You can learn more about what scopes are available in the API Docs.
Request An Access Token
We highly recommend using a library to manage the flow. There are available libraries in many programming languages.
The steps that the library will follow are:
- Your application will send a request to the Authorization URL for an authorization code.
- WHOOP prompts the user to log in with their WHOOP credentials.
- The user will confirm they authorize access to your app.
- WHOOP will respond to the Redirect URL with an authorization code.
- Your application will send a request to the Token URL, exchanging the
authorization code for an access token (and optionally a refresh token if your app requested the
Access Token Request Examples
Using An Access Token
After receiving an access token, all requests must include the access token. Your app should pass the access token as
Bearer token in the
WHOOP will return the requested data if the access token is successfully verified. However, if the token is invalid,
WHOOP returns a
401 - Unauthorized response.
Access Token Expiration
Access tokens are only valid for a short time. WHOOP provides the token expiry in the
expires_in parameter (in
seconds). After the token expires, your app must
refresh the token.
Refreshing an Access Token
Access tokens are short-lived, depending on
expires_in value. WHOOP will respond with a (401 -
Unauthorized) HTTP status code if your app sends a
request with an expired access token.
When the access token is expired, you can no longer use it and must refresh the token. If you do not want to wait for the token to expire before refreshing, you can refresh the complete set of access tokens regularly. One strategy is to execute refreshing access tokens using a background cron job.
Existing access tokens are invalidated once your app uses the refresh token to generate a new access token. The access token from the refresh response is now the valid access token, and your app can use the new access token for future requests. Similarly, the refresh token from the refresh response is now the valid refresh token, and your app must use the new refresh token on the subsequent refresh request.
Another advantage to refreshing tokens in a recurring job is that it limits the likelihood of issues occurring with multiple concurrent requests attempting to refresh an expired token. When your app makes simultaneous refresh token requests, the first refresh request that reaches WHOOP will succeed. The second request would fail because the first request invalidates the refresh token.
Receiving a Refresh Token
WHOOP provides your app with a refresh token after completing the OAuth 2.0 flow if the
offline scope is
included in the authorization request. You must request the
offline scope to receive a refresh token.
Required Information To Refresh
Refresh Token Endpoint
The WHOOP URL where your app sends a POST request including the refresh token in exchange for a new access token.
If your app requests the
offline scope during the OAuth authorization flow, WHOOP returns a refresh token that your
app uses to refresh expired access tokens.
The Client ID is a unique identifier for your Client app.

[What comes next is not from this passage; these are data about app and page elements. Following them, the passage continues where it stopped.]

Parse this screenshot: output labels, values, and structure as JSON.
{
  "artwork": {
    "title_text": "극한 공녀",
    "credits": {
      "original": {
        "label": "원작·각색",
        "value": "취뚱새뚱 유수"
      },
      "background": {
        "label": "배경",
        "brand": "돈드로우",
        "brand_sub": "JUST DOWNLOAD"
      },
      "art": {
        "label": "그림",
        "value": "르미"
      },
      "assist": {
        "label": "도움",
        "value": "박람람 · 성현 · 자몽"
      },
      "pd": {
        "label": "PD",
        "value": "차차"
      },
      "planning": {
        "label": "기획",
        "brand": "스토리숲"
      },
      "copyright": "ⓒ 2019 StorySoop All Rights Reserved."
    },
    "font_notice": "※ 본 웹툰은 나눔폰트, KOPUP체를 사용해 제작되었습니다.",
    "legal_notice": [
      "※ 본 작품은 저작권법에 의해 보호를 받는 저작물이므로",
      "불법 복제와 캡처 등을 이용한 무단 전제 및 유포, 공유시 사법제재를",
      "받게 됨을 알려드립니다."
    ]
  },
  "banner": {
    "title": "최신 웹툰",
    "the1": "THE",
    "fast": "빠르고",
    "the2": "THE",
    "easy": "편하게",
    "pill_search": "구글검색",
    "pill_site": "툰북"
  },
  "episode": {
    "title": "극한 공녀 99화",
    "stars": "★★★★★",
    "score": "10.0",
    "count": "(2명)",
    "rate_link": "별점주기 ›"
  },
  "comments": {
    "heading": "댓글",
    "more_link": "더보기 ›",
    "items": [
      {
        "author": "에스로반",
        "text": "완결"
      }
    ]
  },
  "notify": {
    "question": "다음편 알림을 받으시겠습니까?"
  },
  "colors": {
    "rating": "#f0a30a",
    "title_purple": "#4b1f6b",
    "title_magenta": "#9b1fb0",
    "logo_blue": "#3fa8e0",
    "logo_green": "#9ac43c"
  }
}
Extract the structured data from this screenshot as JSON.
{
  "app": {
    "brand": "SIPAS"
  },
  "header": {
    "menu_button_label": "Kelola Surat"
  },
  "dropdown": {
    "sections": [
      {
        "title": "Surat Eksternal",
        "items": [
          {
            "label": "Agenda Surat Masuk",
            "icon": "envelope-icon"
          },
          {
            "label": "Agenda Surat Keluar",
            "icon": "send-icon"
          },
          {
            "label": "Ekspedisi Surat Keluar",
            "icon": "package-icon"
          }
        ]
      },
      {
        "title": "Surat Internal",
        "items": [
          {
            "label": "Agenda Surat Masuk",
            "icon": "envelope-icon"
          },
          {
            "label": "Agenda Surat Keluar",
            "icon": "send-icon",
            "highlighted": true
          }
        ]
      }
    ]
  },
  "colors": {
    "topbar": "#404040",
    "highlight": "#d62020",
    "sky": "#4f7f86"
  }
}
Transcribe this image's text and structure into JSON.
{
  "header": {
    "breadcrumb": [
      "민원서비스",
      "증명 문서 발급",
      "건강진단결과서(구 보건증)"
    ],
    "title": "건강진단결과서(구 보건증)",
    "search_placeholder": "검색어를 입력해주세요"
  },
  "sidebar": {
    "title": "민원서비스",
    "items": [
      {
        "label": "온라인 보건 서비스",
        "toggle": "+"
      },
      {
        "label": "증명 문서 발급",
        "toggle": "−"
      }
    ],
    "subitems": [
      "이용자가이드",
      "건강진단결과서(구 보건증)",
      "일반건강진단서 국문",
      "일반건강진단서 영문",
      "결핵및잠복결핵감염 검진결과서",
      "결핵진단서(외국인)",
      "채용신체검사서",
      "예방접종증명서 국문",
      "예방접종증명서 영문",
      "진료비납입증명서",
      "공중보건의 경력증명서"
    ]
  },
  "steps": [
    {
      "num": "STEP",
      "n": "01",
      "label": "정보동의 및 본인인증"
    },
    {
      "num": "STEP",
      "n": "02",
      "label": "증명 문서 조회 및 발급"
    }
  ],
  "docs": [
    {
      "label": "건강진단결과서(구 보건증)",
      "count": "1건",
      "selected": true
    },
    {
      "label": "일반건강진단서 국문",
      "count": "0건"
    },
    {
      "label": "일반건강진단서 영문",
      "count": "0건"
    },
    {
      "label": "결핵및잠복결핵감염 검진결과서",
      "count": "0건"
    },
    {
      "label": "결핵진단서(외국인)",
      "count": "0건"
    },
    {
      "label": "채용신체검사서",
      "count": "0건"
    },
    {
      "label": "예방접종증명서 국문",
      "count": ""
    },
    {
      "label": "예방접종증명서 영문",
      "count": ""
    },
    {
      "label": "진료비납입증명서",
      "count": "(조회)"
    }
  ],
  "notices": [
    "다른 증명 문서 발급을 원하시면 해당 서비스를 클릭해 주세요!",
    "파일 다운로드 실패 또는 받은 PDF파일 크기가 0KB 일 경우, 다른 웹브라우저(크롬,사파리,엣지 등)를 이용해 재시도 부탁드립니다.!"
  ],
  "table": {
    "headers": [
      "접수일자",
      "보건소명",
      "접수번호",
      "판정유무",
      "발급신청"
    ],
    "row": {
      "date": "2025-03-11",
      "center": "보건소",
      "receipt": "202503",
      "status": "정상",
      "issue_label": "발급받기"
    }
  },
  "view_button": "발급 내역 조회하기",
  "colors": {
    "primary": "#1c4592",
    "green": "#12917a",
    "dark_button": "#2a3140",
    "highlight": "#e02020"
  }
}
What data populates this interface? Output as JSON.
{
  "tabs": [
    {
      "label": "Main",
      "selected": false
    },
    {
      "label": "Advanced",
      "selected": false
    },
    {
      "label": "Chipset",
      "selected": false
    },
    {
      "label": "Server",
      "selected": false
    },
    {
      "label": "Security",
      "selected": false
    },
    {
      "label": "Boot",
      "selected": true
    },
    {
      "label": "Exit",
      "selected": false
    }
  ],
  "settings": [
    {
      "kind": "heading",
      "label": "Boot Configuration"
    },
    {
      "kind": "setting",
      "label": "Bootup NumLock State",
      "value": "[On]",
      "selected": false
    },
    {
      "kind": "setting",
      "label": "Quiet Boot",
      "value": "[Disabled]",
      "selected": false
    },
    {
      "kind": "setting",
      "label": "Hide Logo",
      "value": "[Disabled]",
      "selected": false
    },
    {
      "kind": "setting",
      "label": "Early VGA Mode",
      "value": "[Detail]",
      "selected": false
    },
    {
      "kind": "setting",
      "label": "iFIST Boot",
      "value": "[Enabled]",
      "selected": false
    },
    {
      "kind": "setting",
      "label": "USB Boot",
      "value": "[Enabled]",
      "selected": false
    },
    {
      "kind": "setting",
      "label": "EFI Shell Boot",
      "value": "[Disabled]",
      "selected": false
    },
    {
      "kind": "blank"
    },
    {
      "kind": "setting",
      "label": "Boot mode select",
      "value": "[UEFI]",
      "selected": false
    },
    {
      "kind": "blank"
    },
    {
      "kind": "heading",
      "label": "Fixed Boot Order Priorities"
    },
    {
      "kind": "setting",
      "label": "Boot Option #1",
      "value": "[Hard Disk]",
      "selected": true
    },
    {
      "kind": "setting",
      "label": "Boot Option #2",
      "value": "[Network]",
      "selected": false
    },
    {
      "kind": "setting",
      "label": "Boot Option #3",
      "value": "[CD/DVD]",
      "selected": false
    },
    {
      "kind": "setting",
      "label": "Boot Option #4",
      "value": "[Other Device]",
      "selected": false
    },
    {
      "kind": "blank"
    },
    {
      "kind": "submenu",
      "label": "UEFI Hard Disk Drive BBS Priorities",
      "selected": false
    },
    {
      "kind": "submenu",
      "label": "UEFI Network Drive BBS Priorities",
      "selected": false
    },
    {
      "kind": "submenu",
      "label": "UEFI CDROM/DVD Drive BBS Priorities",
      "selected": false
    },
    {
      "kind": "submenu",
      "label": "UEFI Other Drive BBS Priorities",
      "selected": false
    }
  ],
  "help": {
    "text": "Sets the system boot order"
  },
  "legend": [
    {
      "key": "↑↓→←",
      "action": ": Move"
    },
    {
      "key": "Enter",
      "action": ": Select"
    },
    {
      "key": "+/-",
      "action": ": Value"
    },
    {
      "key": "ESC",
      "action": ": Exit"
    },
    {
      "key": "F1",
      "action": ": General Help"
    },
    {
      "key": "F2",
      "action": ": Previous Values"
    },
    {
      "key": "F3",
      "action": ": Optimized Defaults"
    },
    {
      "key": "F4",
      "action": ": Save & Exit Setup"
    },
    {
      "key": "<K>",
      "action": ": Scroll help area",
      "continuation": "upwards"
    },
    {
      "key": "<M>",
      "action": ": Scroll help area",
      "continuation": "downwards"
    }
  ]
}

Your app uses this ID to authenticate with WHOOP. You can create and manage this ID in the WHOOP Developer Dashboard.
The Client Secret is a secret value that accompanies a Client ID. You can view the Client Secret in the WHOOP Developer Dashboard.
Sample POST Request Payload
The payload above uses Postman variables, rather than actual data. The variables represent:
- RefreshToken - the value of the refresh token you receive along with an access token.
- ClientID - the client identifier created in the WHOOP Developer Dashboard.
- ClientSecret - the secret that accompanies the Client ID in the WHOOP Developer Dashboard.
Sample POST Response Payload
"scope": "offline other-scopes-requested",
Token Refresh Examples
Revoking an Access Token
When a user disables your integration, you should revoke their access token from your application to respect their privacy. If you have adopted webhooks, revoking an access token will ensure that you no longer receive webhooks for this user.
To revoke an access token, you can use the revokeUserOauthAccess API endpoint.